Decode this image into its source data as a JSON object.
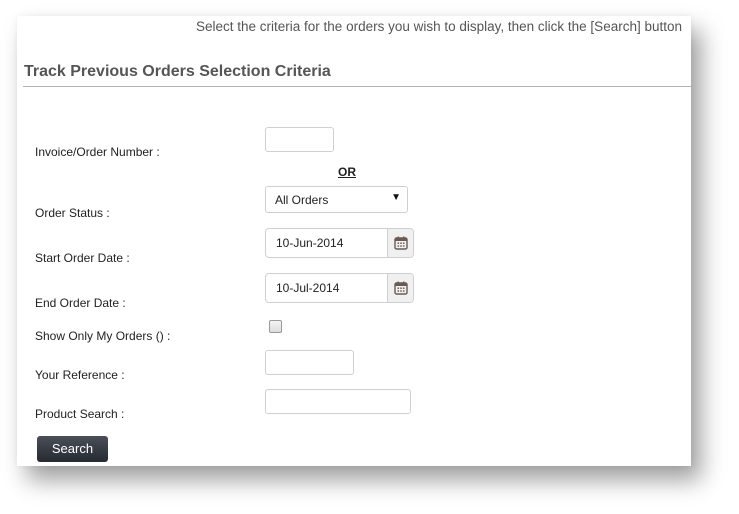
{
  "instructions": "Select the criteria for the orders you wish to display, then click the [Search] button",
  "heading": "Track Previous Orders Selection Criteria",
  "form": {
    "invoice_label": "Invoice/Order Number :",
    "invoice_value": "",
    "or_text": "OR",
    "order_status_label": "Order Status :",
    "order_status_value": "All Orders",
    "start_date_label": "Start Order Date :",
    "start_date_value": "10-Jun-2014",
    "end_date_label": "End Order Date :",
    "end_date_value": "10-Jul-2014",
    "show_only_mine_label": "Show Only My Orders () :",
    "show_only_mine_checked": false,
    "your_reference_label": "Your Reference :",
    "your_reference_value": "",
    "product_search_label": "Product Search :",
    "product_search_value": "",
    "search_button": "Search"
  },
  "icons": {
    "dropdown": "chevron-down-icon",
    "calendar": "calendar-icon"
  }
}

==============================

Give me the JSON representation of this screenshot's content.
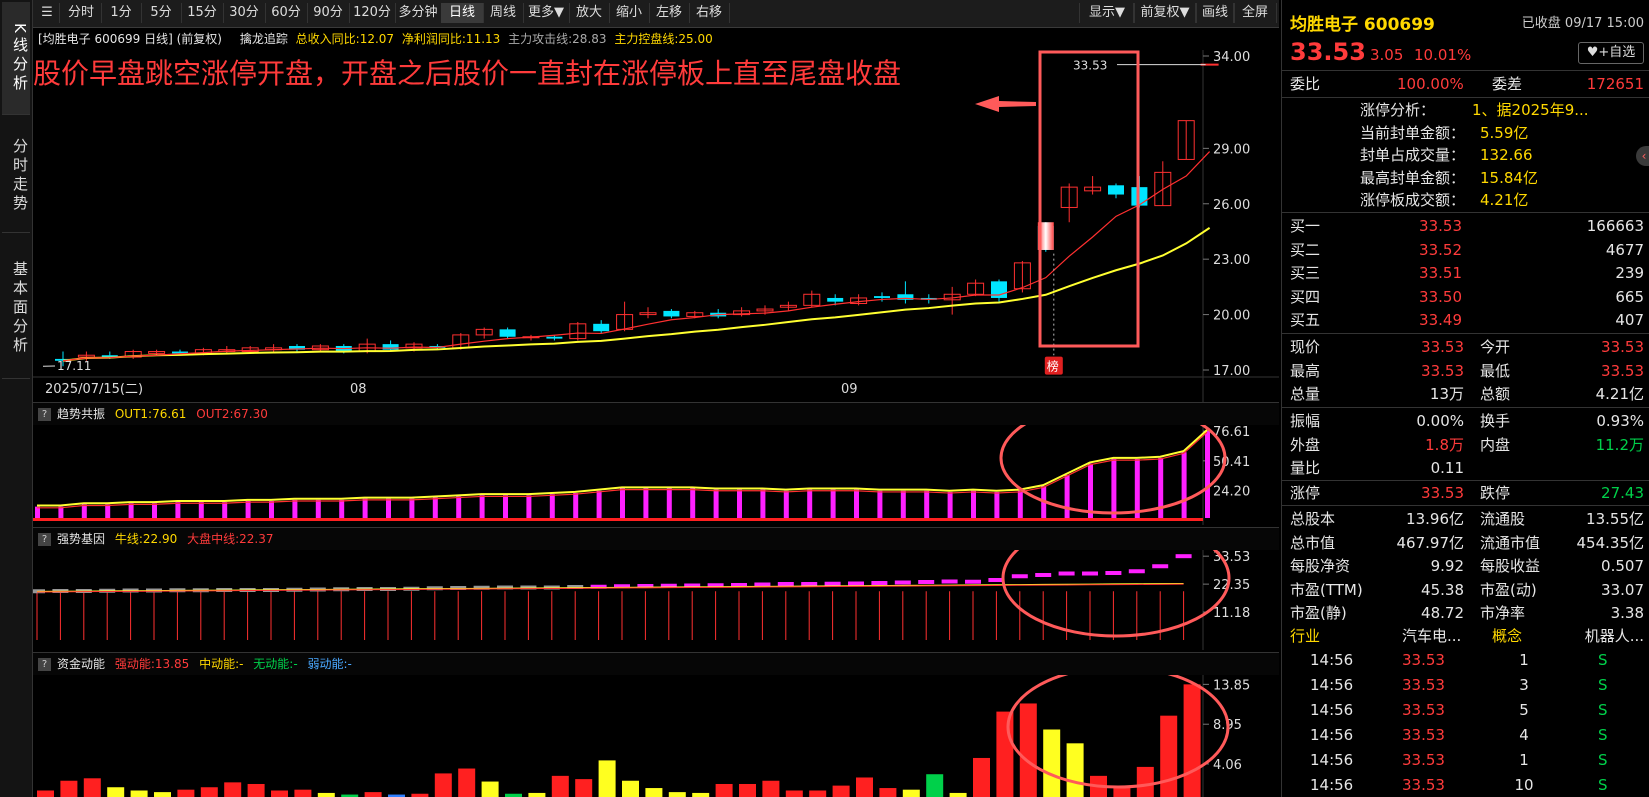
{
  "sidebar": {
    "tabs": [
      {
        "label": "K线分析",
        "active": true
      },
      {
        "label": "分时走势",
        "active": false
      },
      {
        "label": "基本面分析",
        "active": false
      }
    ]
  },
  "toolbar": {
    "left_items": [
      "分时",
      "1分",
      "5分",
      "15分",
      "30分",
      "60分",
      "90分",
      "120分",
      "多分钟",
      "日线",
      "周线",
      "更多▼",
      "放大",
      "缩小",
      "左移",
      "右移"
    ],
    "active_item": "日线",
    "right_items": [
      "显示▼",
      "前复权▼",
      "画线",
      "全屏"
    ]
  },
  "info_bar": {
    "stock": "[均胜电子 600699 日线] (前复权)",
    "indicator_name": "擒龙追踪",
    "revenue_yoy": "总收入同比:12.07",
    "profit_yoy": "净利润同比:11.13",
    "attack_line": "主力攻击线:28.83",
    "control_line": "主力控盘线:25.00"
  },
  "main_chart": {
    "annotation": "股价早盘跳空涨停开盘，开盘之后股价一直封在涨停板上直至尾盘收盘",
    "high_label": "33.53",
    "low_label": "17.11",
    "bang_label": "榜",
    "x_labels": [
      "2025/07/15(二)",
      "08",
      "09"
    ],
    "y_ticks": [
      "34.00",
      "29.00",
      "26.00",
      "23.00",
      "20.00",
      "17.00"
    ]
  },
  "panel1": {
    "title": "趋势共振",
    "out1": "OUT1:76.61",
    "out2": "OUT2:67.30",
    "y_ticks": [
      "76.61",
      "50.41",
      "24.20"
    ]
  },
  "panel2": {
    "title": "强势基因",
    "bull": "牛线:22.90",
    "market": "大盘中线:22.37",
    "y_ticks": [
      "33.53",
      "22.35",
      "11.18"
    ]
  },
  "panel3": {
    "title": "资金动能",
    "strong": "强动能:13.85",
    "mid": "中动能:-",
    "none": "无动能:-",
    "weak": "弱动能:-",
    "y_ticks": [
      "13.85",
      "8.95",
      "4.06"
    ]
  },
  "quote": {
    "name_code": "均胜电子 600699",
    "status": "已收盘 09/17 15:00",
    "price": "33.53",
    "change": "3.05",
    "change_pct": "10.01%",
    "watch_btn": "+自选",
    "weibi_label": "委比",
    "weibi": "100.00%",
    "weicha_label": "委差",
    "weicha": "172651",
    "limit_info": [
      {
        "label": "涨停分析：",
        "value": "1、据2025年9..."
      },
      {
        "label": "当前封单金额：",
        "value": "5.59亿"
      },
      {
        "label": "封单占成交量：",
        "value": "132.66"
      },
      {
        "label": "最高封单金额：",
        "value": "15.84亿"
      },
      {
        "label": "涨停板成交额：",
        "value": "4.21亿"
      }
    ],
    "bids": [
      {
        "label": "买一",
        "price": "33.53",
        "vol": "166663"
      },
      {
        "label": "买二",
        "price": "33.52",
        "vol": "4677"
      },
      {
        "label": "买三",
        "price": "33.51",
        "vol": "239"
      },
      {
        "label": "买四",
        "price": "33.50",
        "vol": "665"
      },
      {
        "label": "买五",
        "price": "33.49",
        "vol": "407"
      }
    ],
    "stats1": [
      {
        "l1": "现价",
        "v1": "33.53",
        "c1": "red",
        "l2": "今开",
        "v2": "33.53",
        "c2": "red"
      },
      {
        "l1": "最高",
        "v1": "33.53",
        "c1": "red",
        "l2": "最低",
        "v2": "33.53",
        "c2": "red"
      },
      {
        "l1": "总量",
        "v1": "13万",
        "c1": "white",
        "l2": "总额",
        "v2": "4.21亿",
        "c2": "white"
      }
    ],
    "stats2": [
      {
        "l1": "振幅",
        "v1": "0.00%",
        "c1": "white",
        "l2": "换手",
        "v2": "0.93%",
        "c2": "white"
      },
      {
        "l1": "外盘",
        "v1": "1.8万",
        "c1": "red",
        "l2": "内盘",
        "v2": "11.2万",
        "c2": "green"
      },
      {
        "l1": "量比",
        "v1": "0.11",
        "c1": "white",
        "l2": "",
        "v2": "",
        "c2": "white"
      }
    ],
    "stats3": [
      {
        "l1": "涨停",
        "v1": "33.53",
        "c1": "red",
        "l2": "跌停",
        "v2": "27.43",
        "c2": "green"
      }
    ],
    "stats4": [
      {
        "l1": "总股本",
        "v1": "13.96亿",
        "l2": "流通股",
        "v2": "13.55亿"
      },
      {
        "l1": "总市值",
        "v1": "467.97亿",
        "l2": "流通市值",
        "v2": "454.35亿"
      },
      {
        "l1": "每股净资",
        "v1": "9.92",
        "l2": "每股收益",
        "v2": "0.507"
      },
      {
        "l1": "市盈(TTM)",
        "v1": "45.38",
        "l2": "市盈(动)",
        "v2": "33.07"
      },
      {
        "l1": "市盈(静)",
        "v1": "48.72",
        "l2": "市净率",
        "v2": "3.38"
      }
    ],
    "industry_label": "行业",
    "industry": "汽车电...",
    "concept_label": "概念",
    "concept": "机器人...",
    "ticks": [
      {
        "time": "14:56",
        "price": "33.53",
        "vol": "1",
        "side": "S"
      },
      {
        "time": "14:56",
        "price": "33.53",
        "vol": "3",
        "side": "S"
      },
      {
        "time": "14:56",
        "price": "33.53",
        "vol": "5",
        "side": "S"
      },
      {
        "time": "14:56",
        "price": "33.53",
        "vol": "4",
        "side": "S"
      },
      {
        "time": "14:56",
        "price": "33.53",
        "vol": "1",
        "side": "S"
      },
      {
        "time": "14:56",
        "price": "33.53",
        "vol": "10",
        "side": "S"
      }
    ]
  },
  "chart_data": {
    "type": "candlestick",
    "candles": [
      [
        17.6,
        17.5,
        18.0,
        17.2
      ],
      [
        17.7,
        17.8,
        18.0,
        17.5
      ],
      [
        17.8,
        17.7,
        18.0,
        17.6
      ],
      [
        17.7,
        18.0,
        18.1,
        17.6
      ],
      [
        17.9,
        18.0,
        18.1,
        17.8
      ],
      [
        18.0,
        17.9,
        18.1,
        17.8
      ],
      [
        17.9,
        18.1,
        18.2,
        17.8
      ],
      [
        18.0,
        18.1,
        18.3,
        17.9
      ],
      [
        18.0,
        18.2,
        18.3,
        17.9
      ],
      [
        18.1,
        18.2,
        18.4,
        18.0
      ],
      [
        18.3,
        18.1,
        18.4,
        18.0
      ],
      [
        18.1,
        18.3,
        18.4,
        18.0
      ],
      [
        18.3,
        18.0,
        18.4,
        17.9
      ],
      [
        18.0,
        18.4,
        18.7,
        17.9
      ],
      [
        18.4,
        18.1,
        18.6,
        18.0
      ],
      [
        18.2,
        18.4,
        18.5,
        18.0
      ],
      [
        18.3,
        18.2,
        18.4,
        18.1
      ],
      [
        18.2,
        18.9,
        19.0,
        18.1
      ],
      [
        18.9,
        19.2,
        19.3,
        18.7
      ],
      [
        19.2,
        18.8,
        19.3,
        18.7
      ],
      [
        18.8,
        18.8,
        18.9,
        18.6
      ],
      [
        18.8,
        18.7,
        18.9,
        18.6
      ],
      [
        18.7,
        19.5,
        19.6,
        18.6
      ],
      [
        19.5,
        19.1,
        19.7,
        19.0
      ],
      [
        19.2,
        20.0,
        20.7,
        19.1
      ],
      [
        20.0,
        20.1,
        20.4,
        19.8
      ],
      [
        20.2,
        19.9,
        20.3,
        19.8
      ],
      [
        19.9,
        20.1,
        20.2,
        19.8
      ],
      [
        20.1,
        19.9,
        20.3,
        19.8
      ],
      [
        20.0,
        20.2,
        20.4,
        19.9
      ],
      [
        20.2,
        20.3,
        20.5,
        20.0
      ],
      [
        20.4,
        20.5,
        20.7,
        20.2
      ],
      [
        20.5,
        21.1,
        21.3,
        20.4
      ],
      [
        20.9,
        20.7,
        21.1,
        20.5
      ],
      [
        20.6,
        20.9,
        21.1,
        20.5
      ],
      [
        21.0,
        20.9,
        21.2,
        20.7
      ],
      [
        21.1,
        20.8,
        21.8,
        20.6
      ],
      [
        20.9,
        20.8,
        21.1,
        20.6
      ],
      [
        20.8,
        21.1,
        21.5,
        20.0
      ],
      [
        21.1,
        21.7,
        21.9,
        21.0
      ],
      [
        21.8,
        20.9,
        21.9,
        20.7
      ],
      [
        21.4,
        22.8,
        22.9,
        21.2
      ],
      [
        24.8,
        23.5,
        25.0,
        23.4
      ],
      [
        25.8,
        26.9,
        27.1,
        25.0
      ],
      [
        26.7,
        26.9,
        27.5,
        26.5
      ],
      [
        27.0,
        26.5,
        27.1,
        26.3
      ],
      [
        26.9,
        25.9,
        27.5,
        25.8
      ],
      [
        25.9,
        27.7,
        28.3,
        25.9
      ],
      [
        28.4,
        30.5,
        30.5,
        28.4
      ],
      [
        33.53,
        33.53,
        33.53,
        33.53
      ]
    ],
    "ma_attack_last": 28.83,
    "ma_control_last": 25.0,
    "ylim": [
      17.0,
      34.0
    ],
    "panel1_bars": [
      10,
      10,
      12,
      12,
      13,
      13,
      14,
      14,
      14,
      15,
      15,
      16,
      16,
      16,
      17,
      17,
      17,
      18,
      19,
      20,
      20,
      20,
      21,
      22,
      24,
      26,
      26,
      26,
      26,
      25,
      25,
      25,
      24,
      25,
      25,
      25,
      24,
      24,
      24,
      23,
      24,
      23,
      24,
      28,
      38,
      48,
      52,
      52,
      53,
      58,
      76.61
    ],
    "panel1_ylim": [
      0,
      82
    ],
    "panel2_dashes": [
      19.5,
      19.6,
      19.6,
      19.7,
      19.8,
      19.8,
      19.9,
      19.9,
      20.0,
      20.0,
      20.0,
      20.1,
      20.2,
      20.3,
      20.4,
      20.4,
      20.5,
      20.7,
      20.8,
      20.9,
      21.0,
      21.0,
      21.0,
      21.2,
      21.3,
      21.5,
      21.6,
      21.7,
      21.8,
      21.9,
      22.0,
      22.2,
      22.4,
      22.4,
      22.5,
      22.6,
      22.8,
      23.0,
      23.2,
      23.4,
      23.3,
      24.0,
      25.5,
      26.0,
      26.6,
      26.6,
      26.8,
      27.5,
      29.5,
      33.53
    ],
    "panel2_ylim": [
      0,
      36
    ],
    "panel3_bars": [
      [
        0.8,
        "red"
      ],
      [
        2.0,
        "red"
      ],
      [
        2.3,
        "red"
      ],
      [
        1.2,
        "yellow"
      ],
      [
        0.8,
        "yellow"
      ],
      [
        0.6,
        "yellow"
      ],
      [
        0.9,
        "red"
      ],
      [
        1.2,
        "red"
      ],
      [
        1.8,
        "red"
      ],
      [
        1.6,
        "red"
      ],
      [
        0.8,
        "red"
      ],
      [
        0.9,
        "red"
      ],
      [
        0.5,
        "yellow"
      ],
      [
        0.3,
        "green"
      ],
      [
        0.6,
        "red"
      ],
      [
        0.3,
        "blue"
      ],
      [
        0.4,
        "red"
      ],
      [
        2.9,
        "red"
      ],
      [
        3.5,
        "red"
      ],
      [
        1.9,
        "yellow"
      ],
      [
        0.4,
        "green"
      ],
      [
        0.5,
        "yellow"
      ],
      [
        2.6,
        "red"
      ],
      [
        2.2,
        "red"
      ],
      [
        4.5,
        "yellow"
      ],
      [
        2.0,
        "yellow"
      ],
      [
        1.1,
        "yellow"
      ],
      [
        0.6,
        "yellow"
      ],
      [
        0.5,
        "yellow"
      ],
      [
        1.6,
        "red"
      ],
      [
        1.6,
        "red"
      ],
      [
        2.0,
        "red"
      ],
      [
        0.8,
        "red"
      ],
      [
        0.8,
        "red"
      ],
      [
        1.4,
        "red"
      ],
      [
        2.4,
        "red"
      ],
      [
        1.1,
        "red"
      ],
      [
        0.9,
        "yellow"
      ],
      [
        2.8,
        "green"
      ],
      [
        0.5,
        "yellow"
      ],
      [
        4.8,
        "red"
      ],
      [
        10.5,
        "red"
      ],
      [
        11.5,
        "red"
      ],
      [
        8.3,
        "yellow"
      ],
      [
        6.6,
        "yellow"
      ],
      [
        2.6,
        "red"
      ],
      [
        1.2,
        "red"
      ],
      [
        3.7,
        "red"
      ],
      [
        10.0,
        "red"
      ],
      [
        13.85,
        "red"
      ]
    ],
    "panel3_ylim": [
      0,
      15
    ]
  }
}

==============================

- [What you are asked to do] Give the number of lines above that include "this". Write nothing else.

- [Exercise output] 2